• **TASK DIRECTIONS**: The number of lines in the records that include "jpeg" is all you should give.

##### EXERCISE MATERIAL #####

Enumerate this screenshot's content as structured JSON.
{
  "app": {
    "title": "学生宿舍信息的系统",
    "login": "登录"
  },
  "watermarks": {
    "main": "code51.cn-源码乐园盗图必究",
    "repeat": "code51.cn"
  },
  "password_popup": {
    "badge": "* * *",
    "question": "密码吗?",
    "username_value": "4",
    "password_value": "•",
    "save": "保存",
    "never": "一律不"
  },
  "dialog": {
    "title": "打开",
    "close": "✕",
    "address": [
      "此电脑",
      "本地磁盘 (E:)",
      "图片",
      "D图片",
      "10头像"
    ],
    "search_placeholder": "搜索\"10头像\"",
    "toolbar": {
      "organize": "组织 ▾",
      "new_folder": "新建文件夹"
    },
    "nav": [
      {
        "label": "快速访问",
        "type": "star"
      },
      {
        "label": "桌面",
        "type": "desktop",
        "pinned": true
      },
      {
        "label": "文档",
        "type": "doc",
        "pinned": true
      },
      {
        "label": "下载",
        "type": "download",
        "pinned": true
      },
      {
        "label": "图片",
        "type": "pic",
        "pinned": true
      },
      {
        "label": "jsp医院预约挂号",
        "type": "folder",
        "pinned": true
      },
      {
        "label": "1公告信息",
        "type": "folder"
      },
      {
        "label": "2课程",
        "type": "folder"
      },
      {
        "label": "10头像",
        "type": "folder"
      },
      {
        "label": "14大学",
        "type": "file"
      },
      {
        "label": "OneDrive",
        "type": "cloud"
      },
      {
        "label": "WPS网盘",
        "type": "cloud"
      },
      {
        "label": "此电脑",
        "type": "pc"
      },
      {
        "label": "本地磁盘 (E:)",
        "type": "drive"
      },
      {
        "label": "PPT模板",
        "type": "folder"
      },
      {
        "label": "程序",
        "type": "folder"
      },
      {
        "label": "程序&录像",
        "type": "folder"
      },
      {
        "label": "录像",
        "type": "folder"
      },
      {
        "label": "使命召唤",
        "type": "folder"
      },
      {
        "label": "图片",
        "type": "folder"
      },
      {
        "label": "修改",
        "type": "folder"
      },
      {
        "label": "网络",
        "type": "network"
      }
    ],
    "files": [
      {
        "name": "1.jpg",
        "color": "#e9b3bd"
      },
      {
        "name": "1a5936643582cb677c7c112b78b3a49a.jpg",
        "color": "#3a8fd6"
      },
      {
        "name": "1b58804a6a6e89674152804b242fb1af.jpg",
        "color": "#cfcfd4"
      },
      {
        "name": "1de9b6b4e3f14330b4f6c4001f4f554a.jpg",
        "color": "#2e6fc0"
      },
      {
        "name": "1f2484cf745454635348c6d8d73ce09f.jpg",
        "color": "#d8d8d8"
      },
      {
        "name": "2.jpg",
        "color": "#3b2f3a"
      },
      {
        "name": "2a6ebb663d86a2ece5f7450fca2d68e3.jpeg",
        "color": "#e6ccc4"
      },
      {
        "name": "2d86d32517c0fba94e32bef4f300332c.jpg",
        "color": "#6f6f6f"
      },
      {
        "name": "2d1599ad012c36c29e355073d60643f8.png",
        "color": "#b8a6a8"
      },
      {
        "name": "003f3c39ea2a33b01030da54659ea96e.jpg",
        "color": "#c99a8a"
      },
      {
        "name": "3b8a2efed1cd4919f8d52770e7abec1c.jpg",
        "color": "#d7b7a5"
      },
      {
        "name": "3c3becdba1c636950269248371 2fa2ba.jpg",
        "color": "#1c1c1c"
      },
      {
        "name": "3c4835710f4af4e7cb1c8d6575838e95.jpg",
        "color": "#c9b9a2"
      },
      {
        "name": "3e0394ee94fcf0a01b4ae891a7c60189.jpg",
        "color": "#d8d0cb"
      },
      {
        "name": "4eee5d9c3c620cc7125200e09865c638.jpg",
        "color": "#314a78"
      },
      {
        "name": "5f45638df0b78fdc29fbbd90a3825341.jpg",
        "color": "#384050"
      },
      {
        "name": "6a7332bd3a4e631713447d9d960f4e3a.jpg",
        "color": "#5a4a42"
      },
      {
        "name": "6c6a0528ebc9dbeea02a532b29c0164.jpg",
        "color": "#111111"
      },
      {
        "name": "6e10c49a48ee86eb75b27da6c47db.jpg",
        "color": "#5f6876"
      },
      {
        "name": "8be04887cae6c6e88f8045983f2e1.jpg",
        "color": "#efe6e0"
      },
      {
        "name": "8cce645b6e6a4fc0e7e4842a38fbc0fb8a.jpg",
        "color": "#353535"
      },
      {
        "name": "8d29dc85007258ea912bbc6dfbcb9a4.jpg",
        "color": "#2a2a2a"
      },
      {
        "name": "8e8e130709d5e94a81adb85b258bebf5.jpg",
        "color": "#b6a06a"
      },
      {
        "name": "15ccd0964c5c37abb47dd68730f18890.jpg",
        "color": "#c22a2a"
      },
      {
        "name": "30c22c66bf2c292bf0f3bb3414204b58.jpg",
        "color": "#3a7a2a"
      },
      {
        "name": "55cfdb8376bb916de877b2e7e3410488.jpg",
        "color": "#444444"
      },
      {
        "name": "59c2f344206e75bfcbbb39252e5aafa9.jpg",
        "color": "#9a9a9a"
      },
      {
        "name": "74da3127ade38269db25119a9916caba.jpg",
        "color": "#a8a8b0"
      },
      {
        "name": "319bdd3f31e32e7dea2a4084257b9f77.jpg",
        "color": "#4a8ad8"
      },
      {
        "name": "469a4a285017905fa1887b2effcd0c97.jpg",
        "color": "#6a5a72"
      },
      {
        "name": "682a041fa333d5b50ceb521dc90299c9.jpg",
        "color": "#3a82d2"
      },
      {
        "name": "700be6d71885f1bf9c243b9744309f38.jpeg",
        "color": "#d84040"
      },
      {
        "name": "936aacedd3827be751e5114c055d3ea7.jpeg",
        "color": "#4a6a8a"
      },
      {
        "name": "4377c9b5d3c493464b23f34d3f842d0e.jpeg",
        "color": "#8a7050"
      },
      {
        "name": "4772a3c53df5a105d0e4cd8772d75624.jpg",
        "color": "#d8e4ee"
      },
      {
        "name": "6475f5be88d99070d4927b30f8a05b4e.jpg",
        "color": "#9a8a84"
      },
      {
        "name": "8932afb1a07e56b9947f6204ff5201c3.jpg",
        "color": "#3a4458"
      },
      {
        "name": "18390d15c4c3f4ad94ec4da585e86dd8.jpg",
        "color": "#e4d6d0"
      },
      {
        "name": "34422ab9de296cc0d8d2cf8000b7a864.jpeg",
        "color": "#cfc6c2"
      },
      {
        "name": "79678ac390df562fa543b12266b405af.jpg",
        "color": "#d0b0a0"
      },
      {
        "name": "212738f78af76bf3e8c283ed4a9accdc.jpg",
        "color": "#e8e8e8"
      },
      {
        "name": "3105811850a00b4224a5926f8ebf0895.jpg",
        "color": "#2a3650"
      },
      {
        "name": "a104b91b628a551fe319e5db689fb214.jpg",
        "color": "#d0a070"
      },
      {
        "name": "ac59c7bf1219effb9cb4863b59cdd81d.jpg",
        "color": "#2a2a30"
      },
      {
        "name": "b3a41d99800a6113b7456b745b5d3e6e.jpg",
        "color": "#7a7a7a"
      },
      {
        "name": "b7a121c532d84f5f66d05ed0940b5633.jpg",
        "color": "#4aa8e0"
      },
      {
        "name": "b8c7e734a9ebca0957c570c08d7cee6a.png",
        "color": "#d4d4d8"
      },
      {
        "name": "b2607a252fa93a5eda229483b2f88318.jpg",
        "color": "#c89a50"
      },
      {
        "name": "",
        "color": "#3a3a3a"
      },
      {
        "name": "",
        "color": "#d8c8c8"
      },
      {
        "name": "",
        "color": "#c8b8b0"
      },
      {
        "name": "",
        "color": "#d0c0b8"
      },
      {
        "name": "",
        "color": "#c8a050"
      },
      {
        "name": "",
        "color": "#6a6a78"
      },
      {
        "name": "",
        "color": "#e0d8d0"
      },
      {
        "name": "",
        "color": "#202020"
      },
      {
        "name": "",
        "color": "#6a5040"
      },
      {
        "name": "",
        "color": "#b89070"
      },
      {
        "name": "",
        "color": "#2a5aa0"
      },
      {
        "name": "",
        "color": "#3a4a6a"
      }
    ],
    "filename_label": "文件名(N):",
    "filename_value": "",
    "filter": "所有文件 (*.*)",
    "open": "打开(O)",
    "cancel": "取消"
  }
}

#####

• **RESPONSE**: 5